*RECORDS FOR THIS EXERCISE*:
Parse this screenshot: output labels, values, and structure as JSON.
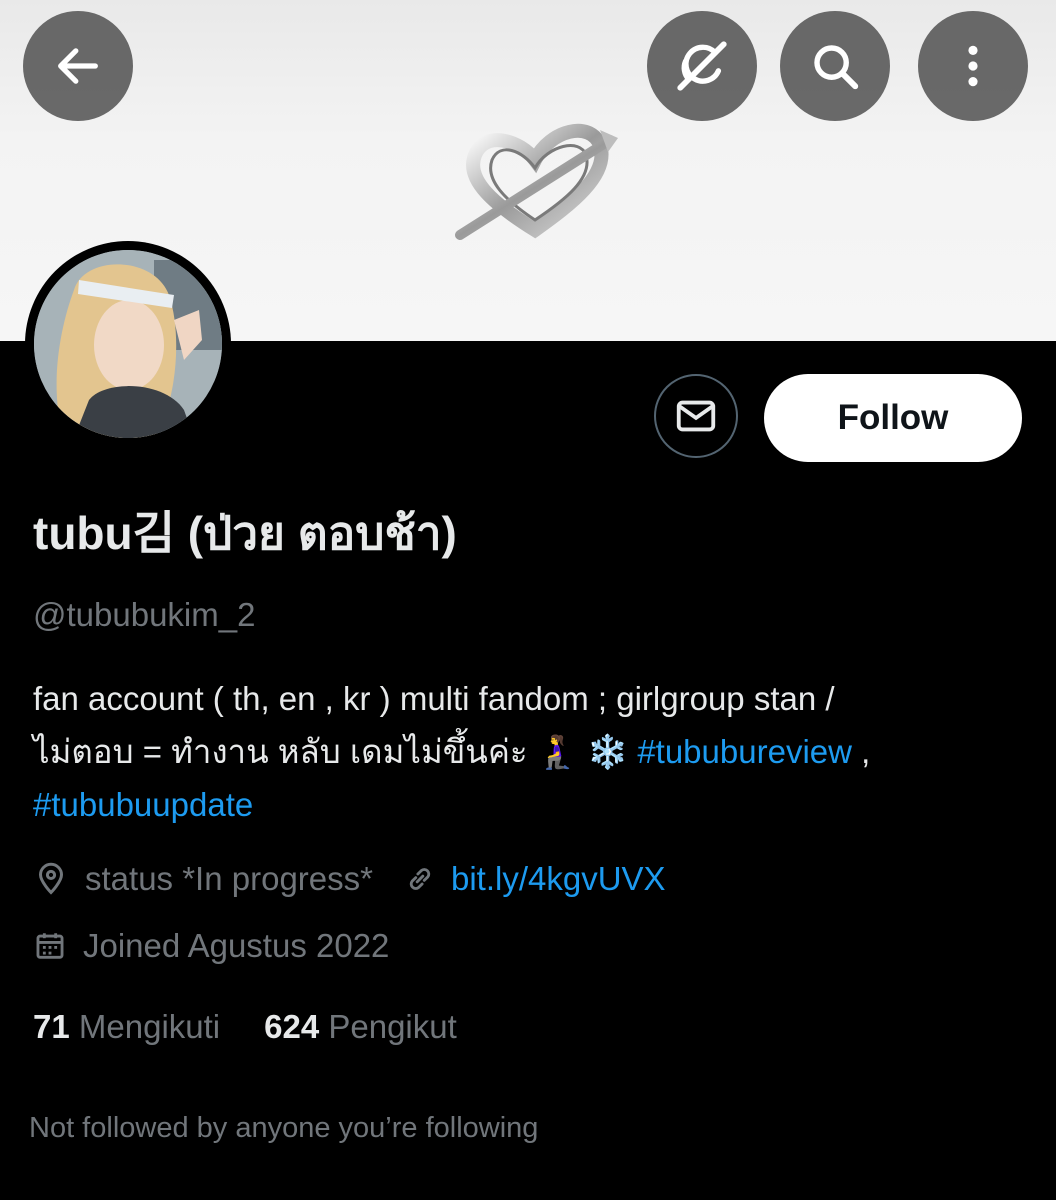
{
  "profile": {
    "display_name": "tubu김 (ป่วย ตอบช้า)",
    "handle": "@tububukim_2",
    "bio": {
      "line1": "fan account ( th, en , kr ) multi fandom ; girlgroup stan /",
      "line2_prefix": "ไม่ตอบ = ทำงาน หลับ เดมไม่ขึ้นค่ะ 🧎‍♀️ ❄️ ",
      "hashtag1": "#tububureview",
      "separator": " ,",
      "hashtag2": "#tububuupdate"
    },
    "location": "status *In progress*",
    "link": "bit.ly/4kgvUVX",
    "joined": "Joined Agustus 2022",
    "following_count": "71",
    "following_label": "Mengikuti",
    "followers_count": "624",
    "followers_label": "Pengikut",
    "not_followed_text": "Not followed by anyone you’re following"
  },
  "actions": {
    "follow_label": "Follow"
  },
  "icons": {
    "back": "back-arrow-icon",
    "grok": "grok-icon",
    "search": "search-icon",
    "more": "more-vertical-icon",
    "message": "envelope-icon",
    "location": "location-pin-icon",
    "link": "link-icon",
    "calendar": "calendar-icon"
  },
  "colors": {
    "background": "#000000",
    "primary_text": "#e7e9ea",
    "secondary_text": "#71767b",
    "accent": "#1d9bf0",
    "follow_button": "#ffffff"
  }
}
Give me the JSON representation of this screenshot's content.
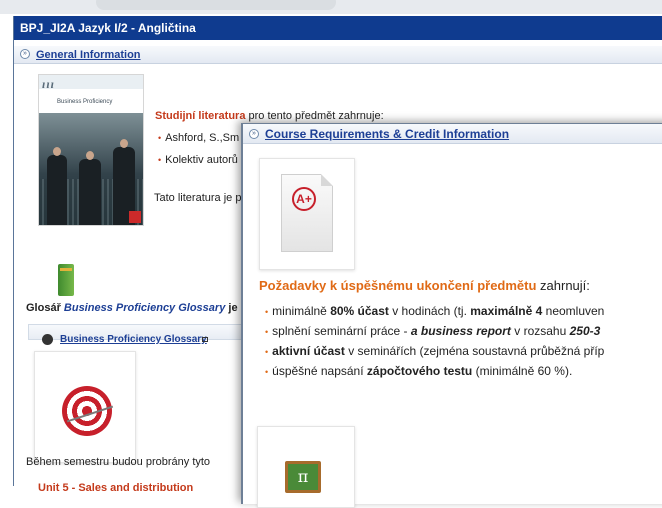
{
  "window": {
    "title": "BPJ_JI2A Jazyk I/2 - Angličtina"
  },
  "general": {
    "header": "General Information",
    "book_logo": "ııı",
    "book_title": "Business Proficiency",
    "lit_label": "Studijní literatura",
    "lit_rest": " pro tento předmět zahrnuje:",
    "lit_items": [
      "Ashford, S.,Sm",
      "Kolektiv autorů"
    ],
    "lit_note": "Tato literatura je pr",
    "glossary_prefix": "Glosář ",
    "glossary_name": "Business Proficiency Glossary",
    "glossary_suffix": " je",
    "glossary_link": "Business Proficiency Glossary",
    "semester_text": "Během semestru budou probrány tyto",
    "unit_cut": "Unit 5 - Sales and distribution"
  },
  "overlay": {
    "header": "Course Requirements & Credit Information",
    "grade_badge": "A+",
    "req_head_bold": "Požadavky k úspěšnému ukončení předmětu",
    "req_head_rest": " zahrnují:",
    "items": [
      {
        "a": "minimálně ",
        "b": "80% účast",
        "c": " v hodinách (tj. ",
        "d": "maximálně 4",
        "e": " neomluven"
      },
      {
        "a": "splnění seminární práce - ",
        "b": "a business report",
        "c": " v rozsahu ",
        "d": "250-3",
        "e": ""
      },
      {
        "a": "",
        "b": "aktivní účast",
        "c": " v seminářích (zejména soustavná průběžná příp",
        "d": "",
        "e": ""
      },
      {
        "a": "úspěšné napsání ",
        "b": "zápočtového testu",
        "c": " (minimálně 60 %).",
        "d": "",
        "e": ""
      }
    ],
    "pi_icon": "π"
  },
  "colors": {
    "title_bar": "#0f3b8f",
    "accent_orange": "#e06a16",
    "accent_red": "#c43a1b",
    "link_blue": "#1d3f95"
  }
}
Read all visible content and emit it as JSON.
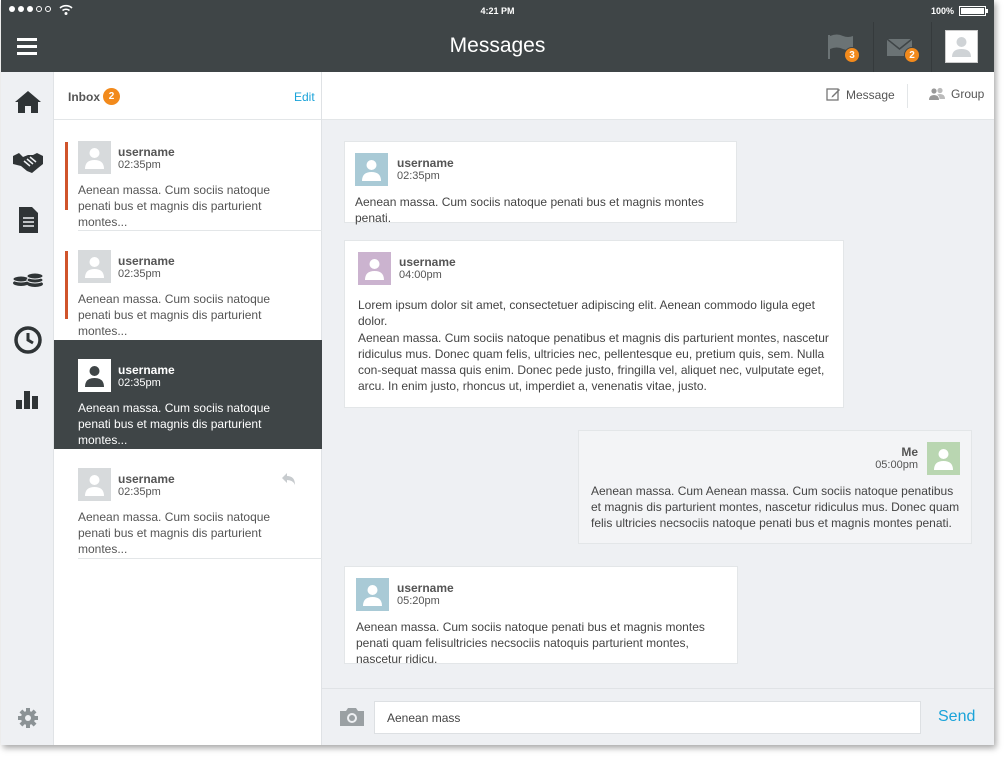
{
  "status": {
    "time": "4:21 PM",
    "battery": "100%"
  },
  "header": {
    "title": "Messages",
    "flag_badge": "3",
    "mail_badge": "2"
  },
  "sidebar": {
    "items": [
      {
        "name": "home-icon"
      },
      {
        "name": "handshake-icon"
      },
      {
        "name": "document-icon"
      },
      {
        "name": "coins-icon"
      },
      {
        "name": "clock-icon"
      },
      {
        "name": "bar-chart-icon"
      }
    ],
    "settings": {
      "name": "gear-icon"
    }
  },
  "inbox": {
    "label": "Inbox",
    "count": "2",
    "edit_label": "Edit",
    "conversations": [
      {
        "user": "username",
        "time": "02:35pm",
        "snippet": "Aenean massa. Cum sociis natoque penati bus et magnis dis parturient montes..."
      },
      {
        "user": "username",
        "time": "02:35pm",
        "snippet": "Aenean massa. Cum sociis natoque penati bus et magnis dis parturient montes..."
      },
      {
        "user": "username",
        "time": "02:35pm",
        "snippet": "Aenean massa. Cum sociis natoque penati bus et magnis dis parturient montes..."
      },
      {
        "user": "username",
        "time": "02:35pm",
        "snippet": "Aenean massa. Cum sociis natoque penati bus et magnis dis parturient montes..."
      }
    ]
  },
  "toolbar": {
    "message_label": "Message",
    "group_label": "Group"
  },
  "messages": [
    {
      "user": "username",
      "time": "02:35pm",
      "body": "Aenean massa. Cum sociis natoque penati bus et magnis montes penati."
    },
    {
      "user": "username",
      "time": "04:00pm",
      "body": "Lorem ipsum dolor sit amet, consectetuer adipiscing elit. Aenean commodo ligula eget dolor.",
      "body2": "Aenean massa. Cum sociis natoque penatibus et magnis dis parturient montes, nascetur ridiculus mus. Donec quam felis, ultricies nec, pellentesque eu, pretium quis, sem. Nulla con-sequat massa quis enim. Donec pede justo, fringilla vel, aliquet nec, vulputate eget, arcu. In enim justo, rhoncus ut, imperdiet a, venenatis vitae, justo."
    },
    {
      "user": "Me",
      "time": "05:00pm",
      "body": "Aenean massa. Cum Aenean massa. Cum sociis natoque penatibus et magnis dis parturient montes, nascetur ridiculus mus. Donec quam felis ultricies necsociis natoque penati bus et magnis montes penati."
    },
    {
      "user": "username",
      "time": "05:20pm",
      "body": "Aenean massa. Cum sociis natoque penati bus et magnis montes penati quam felisultricies necsociis natoquis parturient montes, nascetur ridicu."
    }
  ],
  "composer": {
    "value": "Aenean mass",
    "send_label": "Send"
  },
  "colors": {
    "header": "#3f4547",
    "accent": "#1aa3d9",
    "badge": "#f28a1c",
    "unread_bar": "#d0542b",
    "av_blue": "#a9cad6",
    "av_purple": "#cbb3cf",
    "av_green": "#b9d6b1"
  }
}
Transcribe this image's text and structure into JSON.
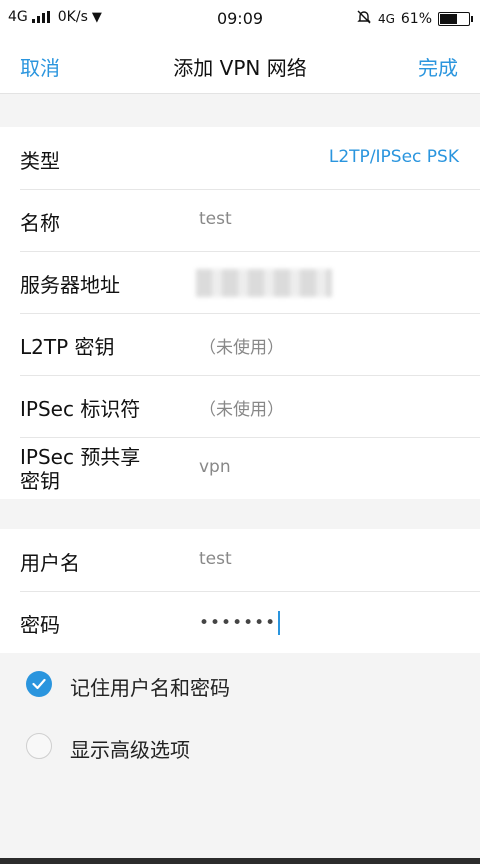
{
  "status_bar": {
    "network": "4G",
    "speed": "0K/s",
    "time": "09:09",
    "network_right": "4G",
    "battery": "61%",
    "battery_level": 0.61
  },
  "header": {
    "cancel_label": "取消",
    "title": "添加 VPN 网络",
    "done_label": "完成"
  },
  "form": {
    "type": {
      "label": "类型",
      "value": "L2TP/IPSec PSK"
    },
    "name": {
      "label": "名称",
      "value": "test"
    },
    "server": {
      "label": "服务器地址"
    },
    "l2tp_key": {
      "label": "L2TP 密钥",
      "value": "（未使用）"
    },
    "ipsec_id": {
      "label": "IPSec 标识符",
      "value": "（未使用）"
    },
    "ipsec_psk": {
      "label_line1": "IPSec 预共享",
      "label_line2": "密钥",
      "value": "vpn"
    },
    "username": {
      "label": "用户名",
      "value": "test"
    },
    "password": {
      "label": "密码",
      "value": "•••••••"
    }
  },
  "options": {
    "remember": {
      "label": "记住用户名和密码",
      "checked": true
    },
    "advanced": {
      "label": "显示高级选项",
      "checked": false
    }
  },
  "colors": {
    "accent": "#2a95de",
    "background": "#f4f4f4"
  }
}
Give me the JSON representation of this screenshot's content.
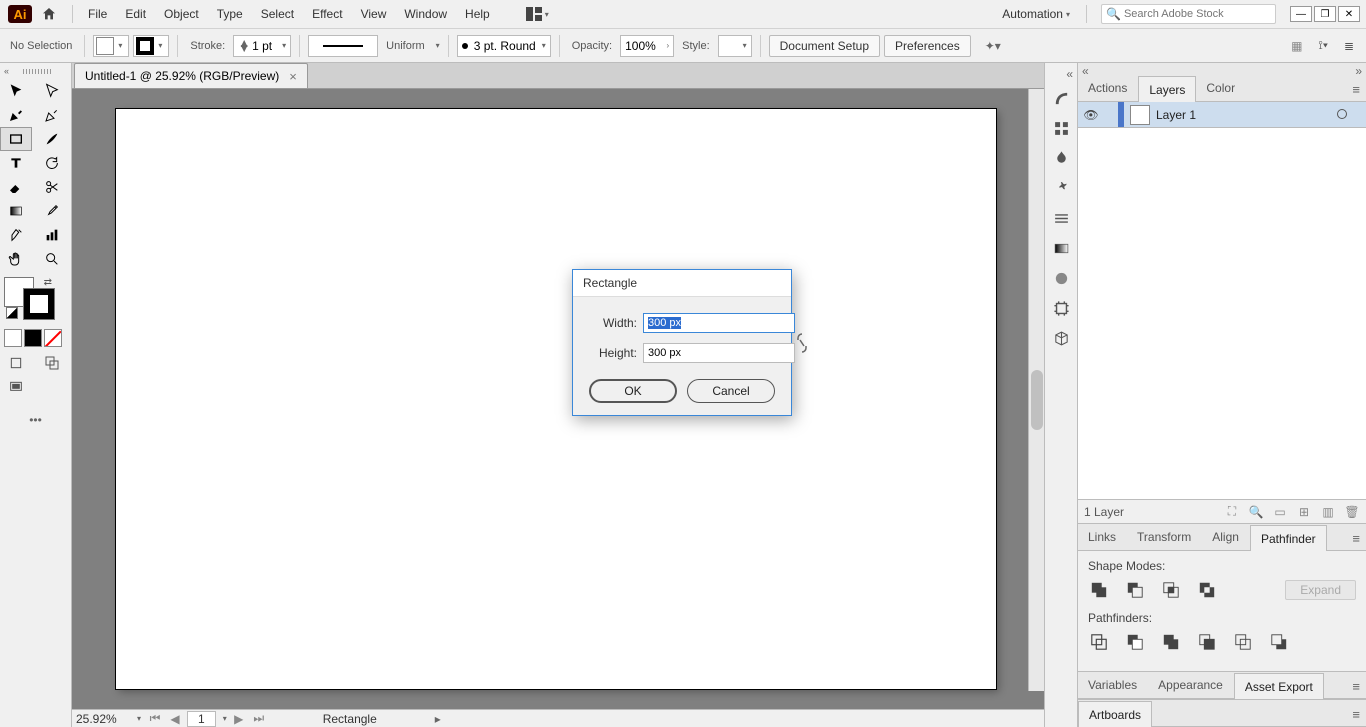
{
  "menu": {
    "items": [
      "File",
      "Edit",
      "Object",
      "Type",
      "Select",
      "Effect",
      "View",
      "Window",
      "Help"
    ]
  },
  "workspace": "Automation",
  "search_placeholder": "Search Adobe Stock",
  "control": {
    "selection": "No Selection",
    "stroke_label": "Stroke:",
    "stroke_weight": "1 pt",
    "brush_label": "Uniform",
    "vw_label": "3 pt. Round",
    "opacity_label": "Opacity:",
    "opacity_value": "100%",
    "style_label": "Style:",
    "doc_setup": "Document Setup",
    "prefs": "Preferences"
  },
  "doc_tab": {
    "title": "Untitled-1 @ 25.92% (RGB/Preview)"
  },
  "dialog": {
    "title": "Rectangle",
    "width_label": "Width:",
    "width_value": "300 px",
    "height_label": "Height:",
    "height_value": "300 px",
    "ok": "OK",
    "cancel": "Cancel"
  },
  "rpanel": {
    "tabs1": [
      "Actions",
      "Layers",
      "Color"
    ],
    "layer_name": "Layer 1",
    "layer_count": "1 Layer",
    "tabs2": [
      "Links",
      "Transform",
      "Align",
      "Pathfinder"
    ],
    "shape_modes": "Shape Modes:",
    "expand": "Expand",
    "pathfinders": "Pathfinders:",
    "tabs3": [
      "Variables",
      "Appearance",
      "Asset Export"
    ],
    "tabs4": [
      "Artboards"
    ]
  },
  "status": {
    "zoom": "25.92%",
    "page": "1",
    "tool": "Rectangle"
  }
}
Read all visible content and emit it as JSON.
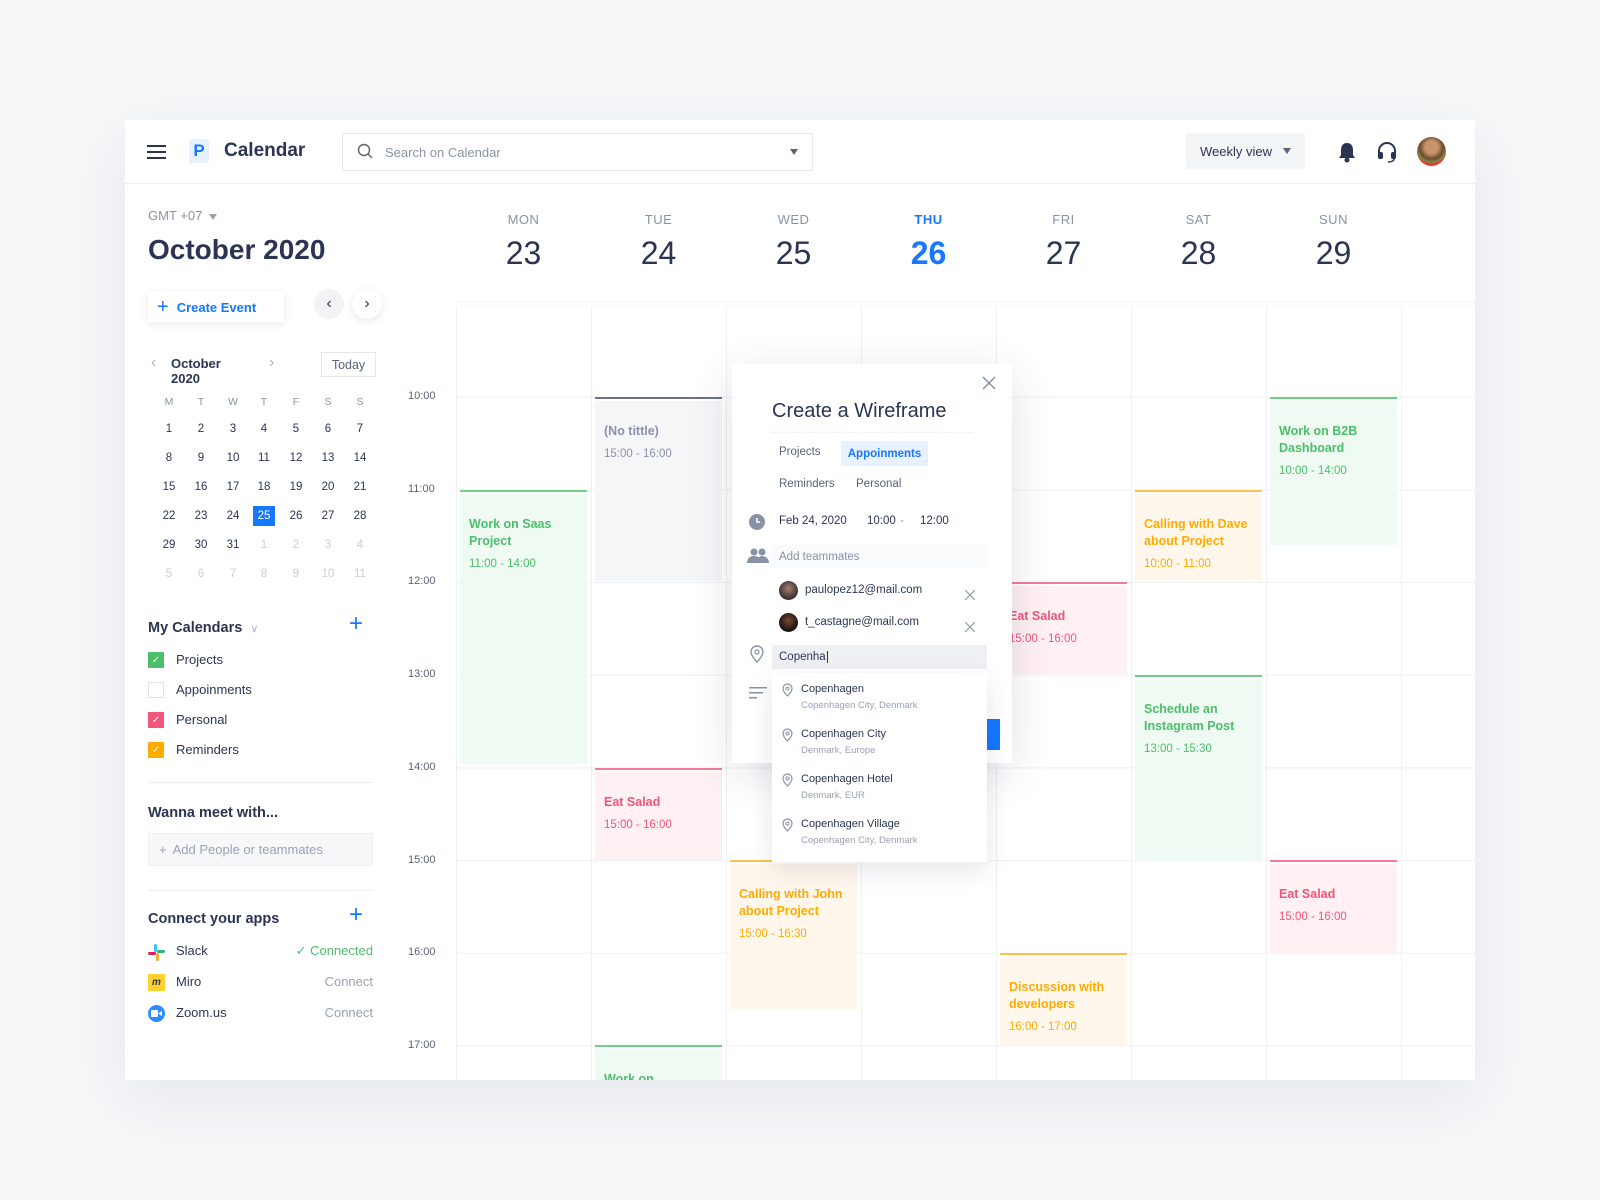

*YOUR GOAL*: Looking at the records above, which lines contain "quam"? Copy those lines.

*TASK RESULT*:
      "body2": "Aenean massa. Cum sociis natoque penatibus et magnis dis parturient montes, nascetur ridiculus mus. Donec quam felis, ultricies nec, pellentesque eu, pretium quis, sem. Nulla con-sequat massa quis enim. Donec pede justo, fringilla vel, aliquet nec, vulputate eget, arcu. In enim justo, rhoncus ut, imperdiet a, venenatis vitae, justo."
      "body": "Aenean massa. Cum Aenean massa. Cum sociis natoque penatibus et magnis dis parturient montes, nascetur ridiculus mus. Donec quam felis ultricies necsociis natoque penati bus et magnis montes penati."
      "body": "Aenean massa. Cum sociis natoque penati bus et magnis montes penati quam felisultricies necsociis natoquis parturient montes, nascetur ridicu."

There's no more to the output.